They needed not only to cover the 61 yards and get a touchdown. They needed to do it without their starting quarterback, a starting receiver and without any time outs.
A few years ago, a football movie (Touchback) was shot at Ohio Stadium during breaks in the action as Ohio State-Purdue game.
This was no movie. The script and all the actors were real. The ending certainly worthy of Hollywood.
Guiton's first pass was to Devin Smith for 39 yards. It took only 14 seconds off the clock and was probably the first play that had the patrons at the Varsity Club out of their seats and headed back toward the stadium.
Next, an 8-yard completion to Evan Spencer which brought the ball to the Purdue 14-yard line. 28 seconds left.
An incomplete pass, a three-yard run and a spike to stop the clock left the Buckeyes with 15 seconds to go 11 yards. Anyone sprinting back from the VC had just cross Woody Hayes Drive.
Then, two passes to Spencer. The first was incomplete, the second drew a pass interference call that put the ball on the 2 with 8 seconds left. The Varsity Club crew had reached the stadium.
The next two plays go on Kenny Guiton's permanent record.
Eddie George has his touchdown run against Notre Dame. Troy Smith, the TD pass to Brian Robiskie against Penn State.
Kenny Guiton won't win the Heisman, but his 2-yard TD pass to Chris Fields followed by his pass to Jeff Heuerman for the game tying two-point conversion will be remembered every bit as fondly by those who remained (or returned) to see it live.
Predictably, the Buckeyes scored easily in overtime and kept Purdue from seriously threatening to produce any drama of their own.
Ohio State wins it 29-22 to remain unbeaten.
Urban Meyer remained perfect as head coach and became the first Ohio State coach to dance in public with his players since Jim O'Brien and his basketball Buckeyes locked up a spot in the Final Four in 1999.
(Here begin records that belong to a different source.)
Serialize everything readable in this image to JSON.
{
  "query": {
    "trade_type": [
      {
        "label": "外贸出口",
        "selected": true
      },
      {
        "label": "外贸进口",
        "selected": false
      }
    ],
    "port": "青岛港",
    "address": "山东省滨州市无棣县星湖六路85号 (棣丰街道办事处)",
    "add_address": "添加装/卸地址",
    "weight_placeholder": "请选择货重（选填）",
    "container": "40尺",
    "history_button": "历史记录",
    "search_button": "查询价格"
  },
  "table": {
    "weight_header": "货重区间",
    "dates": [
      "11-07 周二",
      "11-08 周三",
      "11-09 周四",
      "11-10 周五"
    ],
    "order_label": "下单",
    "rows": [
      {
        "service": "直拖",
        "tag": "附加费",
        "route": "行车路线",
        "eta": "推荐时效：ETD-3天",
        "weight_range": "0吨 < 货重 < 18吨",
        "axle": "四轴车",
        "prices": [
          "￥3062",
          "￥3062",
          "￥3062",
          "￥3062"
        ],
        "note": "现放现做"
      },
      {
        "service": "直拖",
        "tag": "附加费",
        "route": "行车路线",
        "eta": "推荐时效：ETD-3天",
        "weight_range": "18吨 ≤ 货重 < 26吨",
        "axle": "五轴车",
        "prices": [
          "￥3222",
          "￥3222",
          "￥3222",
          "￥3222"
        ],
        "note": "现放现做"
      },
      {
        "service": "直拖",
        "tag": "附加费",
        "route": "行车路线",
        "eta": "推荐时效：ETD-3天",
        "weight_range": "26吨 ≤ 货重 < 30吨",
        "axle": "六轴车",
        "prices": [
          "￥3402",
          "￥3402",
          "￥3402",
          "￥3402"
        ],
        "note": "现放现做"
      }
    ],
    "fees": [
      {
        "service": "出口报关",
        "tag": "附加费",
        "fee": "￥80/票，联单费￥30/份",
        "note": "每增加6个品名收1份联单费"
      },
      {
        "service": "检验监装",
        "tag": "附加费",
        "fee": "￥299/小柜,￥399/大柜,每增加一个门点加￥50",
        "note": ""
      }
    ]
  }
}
Meyer's impromptu, Tiger-Woods-like fist pumps just prior to the traditional game capping singing of the Alma Mater provided the emotional exclamation point for this win.
The Buckeyes didn't play the perfect game, but they were still perfect.
And for anyone who witnessed it, this Buckeye memory will only get more perfect with time.